*** Opening of INPUT FOR THIS TASK ***

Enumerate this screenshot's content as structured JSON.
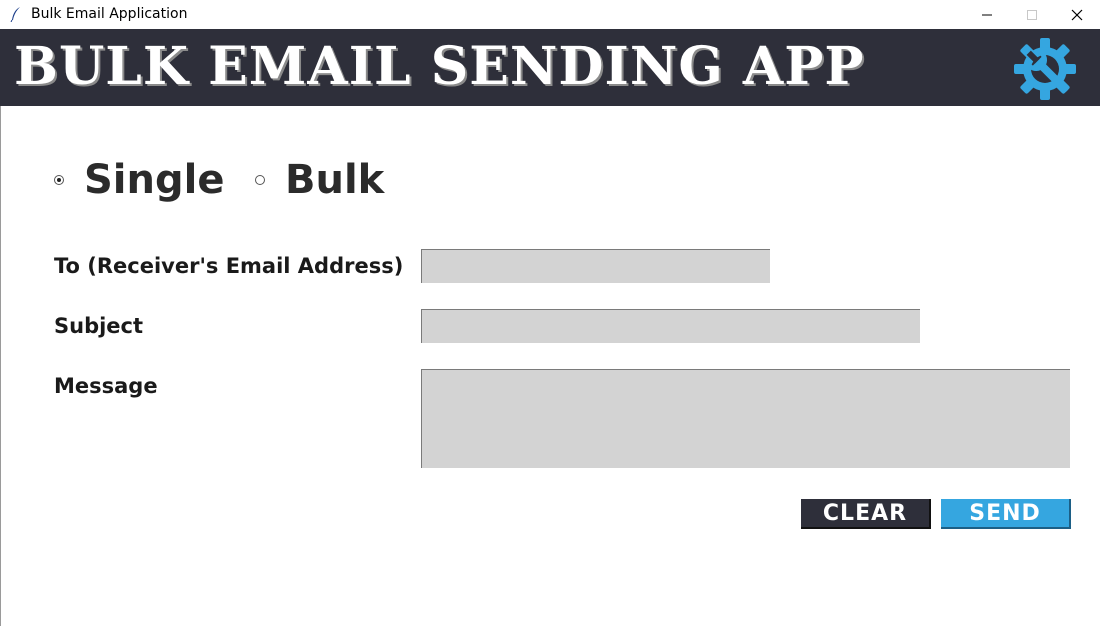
{
  "window": {
    "title": "Bulk Email Application",
    "icon": "feather-icon",
    "controls": [
      "minimize-icon",
      "maximize-icon",
      "close-icon"
    ]
  },
  "header": {
    "title": "BULK EMAIL SENDING APP",
    "settings_icon": "gear-wrench-icon",
    "background_color": "#2e2f3a",
    "accent_color": "#35a6e0"
  },
  "mode": {
    "options": [
      {
        "label": "Single",
        "selected": true
      },
      {
        "label": "Bulk",
        "selected": false
      }
    ]
  },
  "form": {
    "to_label": "To (Receiver's Email Address)",
    "to_value": "",
    "subject_label": "Subject",
    "subject_value": "",
    "message_label": "Message",
    "message_value": ""
  },
  "buttons": {
    "clear_label": "CLEAR",
    "send_label": "SEND"
  }
}
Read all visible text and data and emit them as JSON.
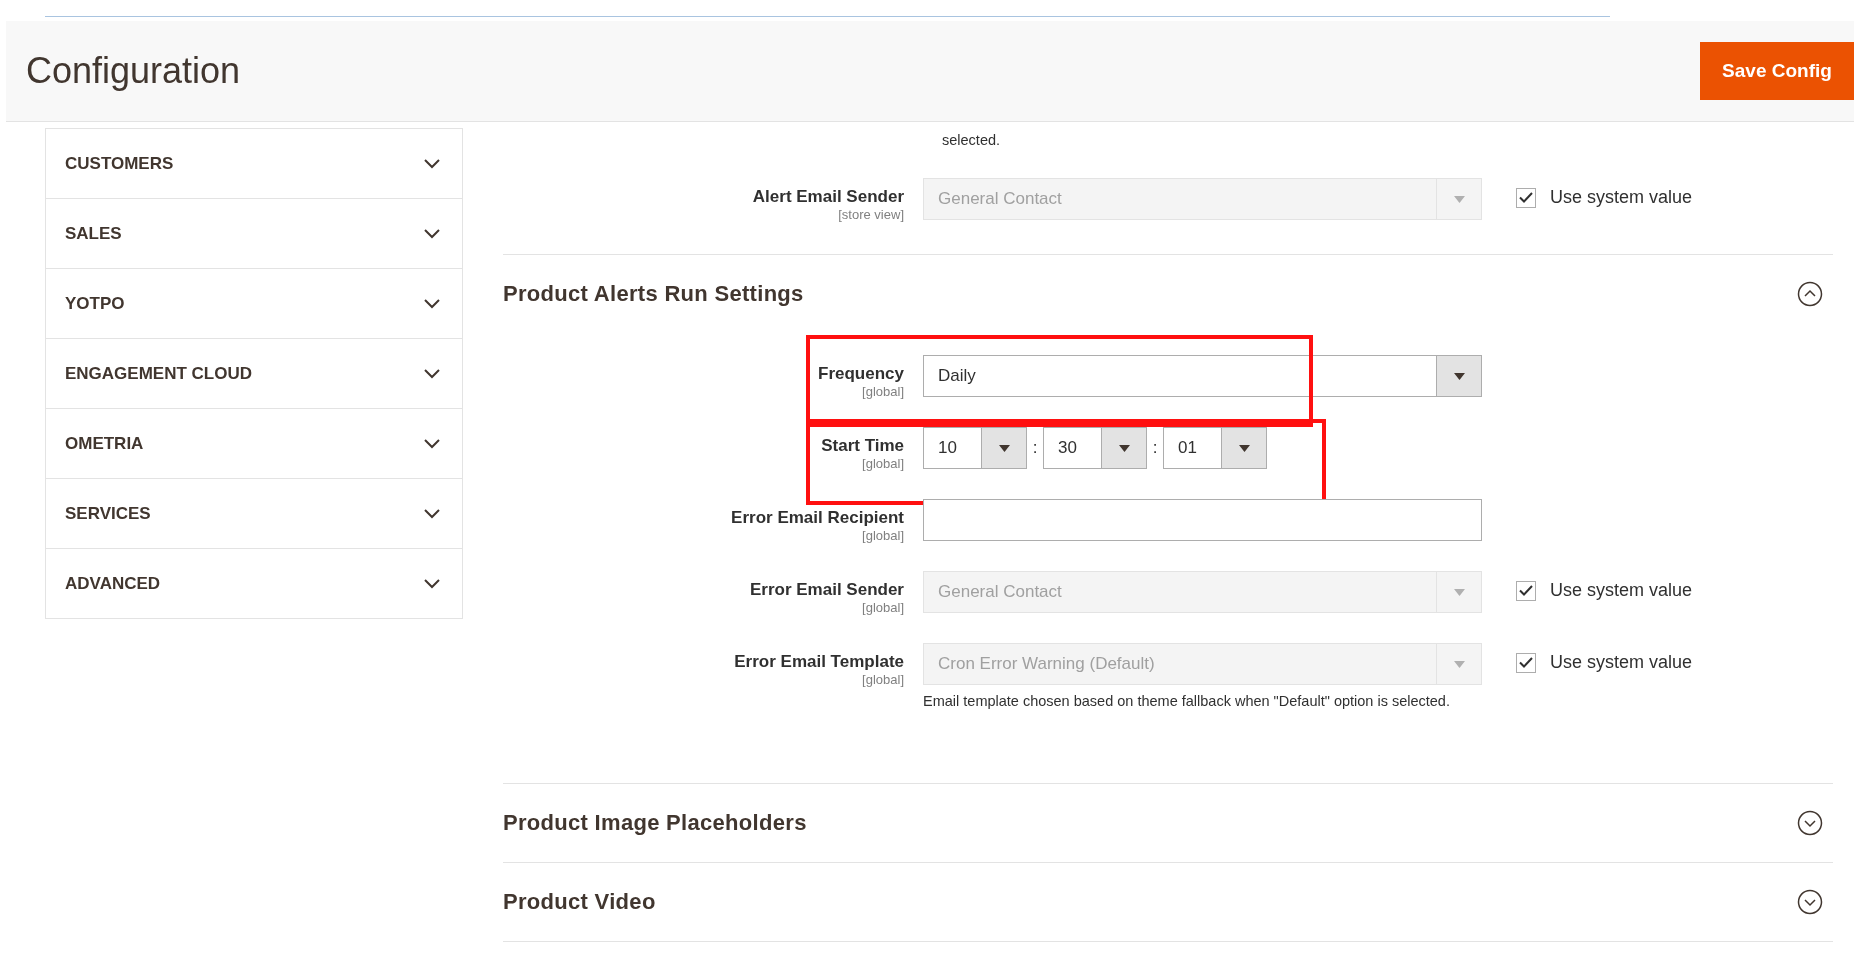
{
  "header": {
    "title": "Configuration",
    "save_button": "Save Config"
  },
  "sidebar": {
    "items": [
      {
        "label": "CUSTOMERS",
        "expanded": false
      },
      {
        "label": "SALES",
        "expanded": false
      },
      {
        "label": "YOTPO",
        "expanded": false
      },
      {
        "label": "ENGAGEMENT CLOUD",
        "expanded": false
      },
      {
        "label": "OMETRIA",
        "expanded": false
      },
      {
        "label": "SERVICES",
        "expanded": false
      },
      {
        "label": "ADVANCED",
        "expanded": false
      }
    ]
  },
  "previous_section": {
    "note": "selected.",
    "fields": [
      {
        "kind": "select",
        "label": "Alert Email Sender",
        "scope": "[store view]",
        "value": "General Contact",
        "disabled": true,
        "highlighted": false,
        "use_system_value": {
          "label": "Use system value",
          "checked": true
        }
      }
    ]
  },
  "sections": [
    {
      "title": "Product Alerts Run Settings",
      "expanded": true,
      "fields": [
        {
          "kind": "select",
          "label": "Frequency",
          "scope": "[global]",
          "value": "Daily",
          "disabled": false,
          "highlighted": true
        },
        {
          "kind": "time",
          "label": "Start Time",
          "scope": "[global]",
          "parts": [
            "10",
            "30",
            "01"
          ],
          "separators": [
            ":",
            ":"
          ],
          "highlighted": true
        },
        {
          "kind": "text",
          "label": "Error Email Recipient",
          "scope": "[global]",
          "highlighted": false
        },
        {
          "kind": "select",
          "label": "Error Email Sender",
          "scope": "[global]",
          "value": "General Contact",
          "disabled": true,
          "highlighted": false,
          "use_system_value": {
            "label": "Use system value",
            "checked": true
          }
        },
        {
          "kind": "select",
          "label": "Error Email Template",
          "scope": "[global]",
          "value": "Cron Error Warning (Default)",
          "disabled": true,
          "highlighted": false,
          "use_system_value": {
            "label": "Use system value",
            "checked": true
          },
          "note": "Email template chosen based on theme fallback when \"Default\" option is selected."
        }
      ]
    },
    {
      "title": "Product Image Placeholders",
      "expanded": false
    },
    {
      "title": "Product Video",
      "expanded": false
    }
  ]
}
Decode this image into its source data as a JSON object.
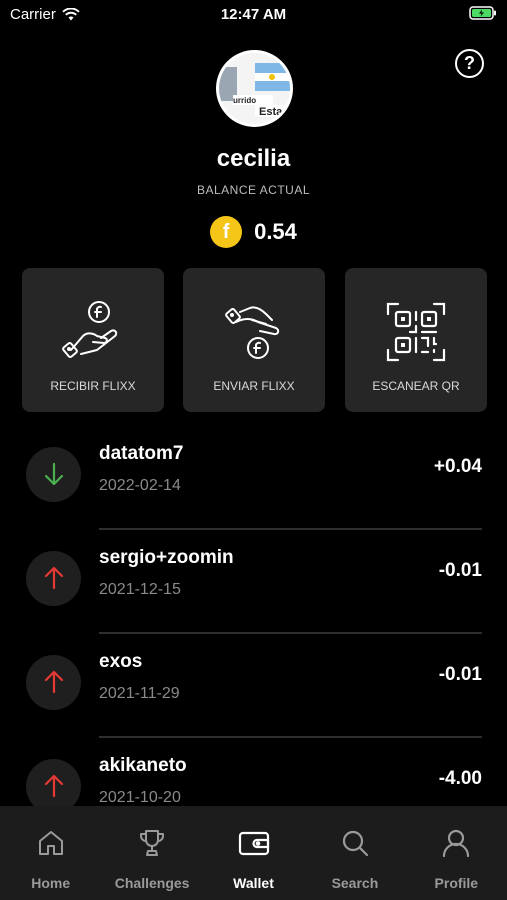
{
  "status_bar": {
    "carrier": "Carrier",
    "time": "12:47 AM"
  },
  "profile": {
    "username": "cecilia",
    "balance_label": "BALANCE ACTUAL",
    "balance": "0.54",
    "coin_symbol": "f",
    "avatar_text_1": "urrido",
    "avatar_text_2": "Esta"
  },
  "actions": [
    {
      "label": "RECIBIR FLIXX",
      "icon": "receive-coin-hand-icon"
    },
    {
      "label": "ENVIAR FLIXX",
      "icon": "send-coin-hand-icon"
    },
    {
      "label": "ESCANEAR QR",
      "icon": "qr-code-icon"
    }
  ],
  "transactions": [
    {
      "name": "datatom7",
      "date": "2022-02-14",
      "amount": "+0.04",
      "direction": "in"
    },
    {
      "name": "sergio+zoomin",
      "date": "2021-12-15",
      "amount": "-0.01",
      "direction": "out"
    },
    {
      "name": "exos",
      "date": "2021-11-29",
      "amount": "-0.01",
      "direction": "out"
    },
    {
      "name": "akikaneto",
      "date": "2021-10-20",
      "amount": "-4.00",
      "direction": "out"
    }
  ],
  "tabs": [
    {
      "label": "Home",
      "icon": "home-icon",
      "active": false
    },
    {
      "label": "Challenges",
      "icon": "trophy-icon",
      "active": false
    },
    {
      "label": "Wallet",
      "icon": "wallet-icon",
      "active": true
    },
    {
      "label": "Search",
      "icon": "search-icon",
      "active": false
    },
    {
      "label": "Profile",
      "icon": "profile-icon",
      "active": false
    }
  ],
  "colors": {
    "incoming": "#4caf50",
    "outgoing": "#e53935",
    "coin": "#f5c518",
    "battery": "#4cd964"
  }
}
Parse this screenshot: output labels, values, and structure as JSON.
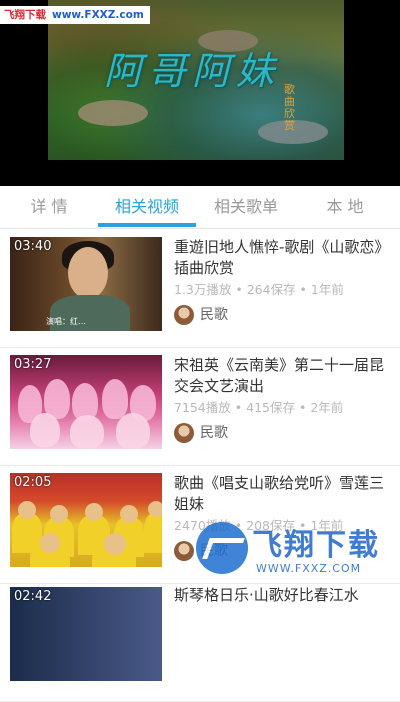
{
  "watermark_top": {
    "brand": "飞翔下载",
    "url": "www.FXXZ.com"
  },
  "video": {
    "title_art": "阿哥阿妹",
    "subtitle_art": "歌曲欣赏"
  },
  "tabs": [
    {
      "label": "详 情"
    },
    {
      "label": "相关视频",
      "active": true
    },
    {
      "label": "相关歌单"
    },
    {
      "label": "本 地"
    }
  ],
  "items": [
    {
      "duration": "03:40",
      "title": "重遊旧地人憔悴-歌剧《山歌恋》插曲欣赏",
      "plays": "1.3万播放",
      "saves": "264保存",
      "age": "1年前",
      "author": "民歌",
      "thumb_caption": "演唱：红…"
    },
    {
      "duration": "03:27",
      "title": "宋祖英《云南美》第二十一届昆交会文艺演出",
      "plays": "7154播放",
      "saves": "415保存",
      "age": "2年前",
      "author": "民歌"
    },
    {
      "duration": "02:05",
      "title": "歌曲《唱支山歌给党听》雪莲三姐妹",
      "plays": "2470播放",
      "saves": "208保存",
      "age": "1年前",
      "author": "民歌"
    },
    {
      "duration": "02:42",
      "title": "斯琴格日乐·山歌好比春江水"
    }
  ],
  "watermark_bottom": {
    "brand": "飞翔下载",
    "url": "WWW.FXXZ.COM"
  },
  "colors": {
    "accent": "#2aa3d8",
    "meta": "#b9b9b9"
  }
}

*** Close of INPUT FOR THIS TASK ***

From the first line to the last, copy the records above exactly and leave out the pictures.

Enumerate this screenshot's content as structured JSON.
{
  "window": {
    "title": "Bulk Email Application",
    "icon": "feather-icon",
    "controls": [
      "minimize-icon",
      "maximize-icon",
      "close-icon"
    ]
  },
  "header": {
    "title": "BULK EMAIL SENDING APP",
    "settings_icon": "gear-wrench-icon",
    "background_color": "#2e2f3a",
    "accent_color": "#35a6e0"
  },
  "mode": {
    "options": [
      {
        "label": "Single",
        "selected": true
      },
      {
        "label": "Bulk",
        "selected": false
      }
    ]
  },
  "form": {
    "to_label": "To (Receiver's Email Address)",
    "to_value": "",
    "subject_label": "Subject",
    "subject_value": "",
    "message_label": "Message",
    "message_value": ""
  },
  "buttons": {
    "clear_label": "CLEAR",
    "send_label": "SEND"
  }
}
Read all visible text and data and emit them as JSON.
{
  "header": {
    "title": "Configuration",
    "save_button": "Save Config"
  },
  "sidebar": {
    "items": [
      {
        "label": "CUSTOMERS",
        "expanded": false
      },
      {
        "label": "SALES",
        "expanded": false
      },
      {
        "label": "YOTPO",
        "expanded": false
      },
      {
        "label": "ENGAGEMENT CLOUD",
        "expanded": false
      },
      {
        "label": "OMETRIA",
        "expanded": false
      },
      {
        "label": "SERVICES",
        "expanded": false
      },
      {
        "label": "ADVANCED",
        "expanded": false
      }
    ]
  },
  "previous_section": {
    "note": "selected.",
    "fields": [
      {
        "kind": "select",
        "label": "Alert Email Sender",
        "scope": "[store view]",
        "value": "General Contact",
        "disabled": true,
        "highlighted": false,
        "use_system_value": {
          "label": "Use system value",
          "checked": true
        }
      }
    ]
  },
  "sections": [
    {
      "title": "Product Alerts Run Settings",
      "expanded": true,
      "fields": [
        {
          "kind": "select",
          "label": "Frequency",
          "scope": "[global]",
          "value": "Daily",
          "disabled": false,
          "highlighted": true
        },
        {
          "kind": "time",
          "label": "Start Time",
          "scope": "[global]",
          "parts": [
            "10",
            "30",
            "01"
          ],
          "separators": [
            ":",
            ":"
          ],
          "highlighted": true
        },
        {
          "kind": "text",
          "label": "Error Email Recipient",
          "scope": "[global]",
          "highlighted": false
        },
        {
          "kind": "select",
          "label": "Error Email Sender",
          "scope": "[global]",
          "value": "General Contact",
          "disabled": true,
          "highlighted": false,
          "use_system_value": {
            "label": "Use system value",
            "checked": true
          }
        },
        {
          "kind": "select",
          "label": "Error Email Template",
          "scope": "[global]",
          "value": "Cron Error Warning (Default)",
          "disabled": true,
          "highlighted": false,
          "use_system_value": {
            "label": "Use system value",
            "checked": true
          },
          "note": "Email template chosen based on theme fallback when \"Default\" option is selected."
        }
      ]
    },
    {
      "title": "Product Image Placeholders",
      "expanded": false
    },
    {
      "title": "Product Video",
      "expanded": false
    }
  ]
}
Decode this image into its source data as a JSON object.
{
  "status_bar": {
    "carrier": "Carrier",
    "time": "12:47 AM"
  },
  "profile": {
    "username": "cecilia",
    "balance_label": "BALANCE ACTUAL",
    "balance": "0.54",
    "coin_symbol": "f",
    "avatar_text_1": "urrido",
    "avatar_text_2": "Esta"
  },
  "actions": [
    {
      "label": "RECIBIR FLIXX",
      "icon": "receive-coin-hand-icon"
    },
    {
      "label": "ENVIAR FLIXX",
      "icon": "send-coin-hand-icon"
    },
    {
      "label": "ESCANEAR QR",
      "icon": "qr-code-icon"
    }
  ],
  "transactions": [
    {
      "name": "datatom7",
      "date": "2022-02-14",
      "amount": "+0.04",
      "direction": "in"
    },
    {
      "name": "sergio+zoomin",
      "date": "2021-12-15",
      "amount": "-0.01",
      "direction": "out"
    },
    {
      "name": "exos",
      "date": "2021-11-29",
      "amount": "-0.01",
      "direction": "out"
    },
    {
      "name": "akikaneto",
      "date": "2021-10-20",
      "amount": "-4.00",
      "direction": "out"
    }
  ],
  "tabs": [
    {
      "label": "Home",
      "icon": "home-icon",
      "active": false
    },
    {
      "label": "Challenges",
      "icon": "trophy-icon",
      "active": false
    },
    {
      "label": "Wallet",
      "icon": "wallet-icon",
      "active": true
    },
    {
      "label": "Search",
      "icon": "search-icon",
      "active": false
    },
    {
      "label": "Profile",
      "icon": "profile-icon",
      "active": false
    }
  ],
  "colors": {
    "incoming": "#4caf50",
    "outgoing": "#e53935",
    "coin": "#f5c518",
    "battery": "#4cd964"
  }
}
Parse this screenshot: output labels, values, and structure as JSON.
{
  "watermark_top": {
    "brand": "飞翔下载",
    "url": "www.FXXZ.com"
  },
  "video": {
    "title_art": "阿哥阿妹",
    "subtitle_art": "歌曲欣赏"
  },
  "tabs": [
    {
      "label": "详 情"
    },
    {
      "label": "相关视频",
      "active": true
    },
    {
      "label": "相关歌单"
    },
    {
      "label": "本 地"
    }
  ],
  "items": [
    {
      "duration": "03:40",
      "title": "重遊旧地人憔悴-歌剧《山歌恋》插曲欣赏",
      "plays": "1.3万播放",
      "saves": "264保存",
      "age": "1年前",
      "author": "民歌",
      "thumb_caption": "演唱：红…"
    },
    {
      "duration": "03:27",
      "title": "宋祖英《云南美》第二十一届昆交会文艺演出",
      "plays": "7154播放",
      "saves": "415保存",
      "age": "2年前",
      "author": "民歌"
    },
    {
      "duration": "02:05",
      "title": "歌曲《唱支山歌给党听》雪莲三姐妹",
      "plays": "2470播放",
      "saves": "208保存",
      "age": "1年前",
      "author": "民歌"
    },
    {
      "duration": "02:42",
      "title": "斯琴格日乐·山歌好比春江水"
    }
  ],
  "watermark_bottom": {
    "brand": "飞翔下载",
    "url": "WWW.FXXZ.COM"
  },
  "colors": {
    "accent": "#2aa3d8",
    "meta": "#b9b9b9"
  }
}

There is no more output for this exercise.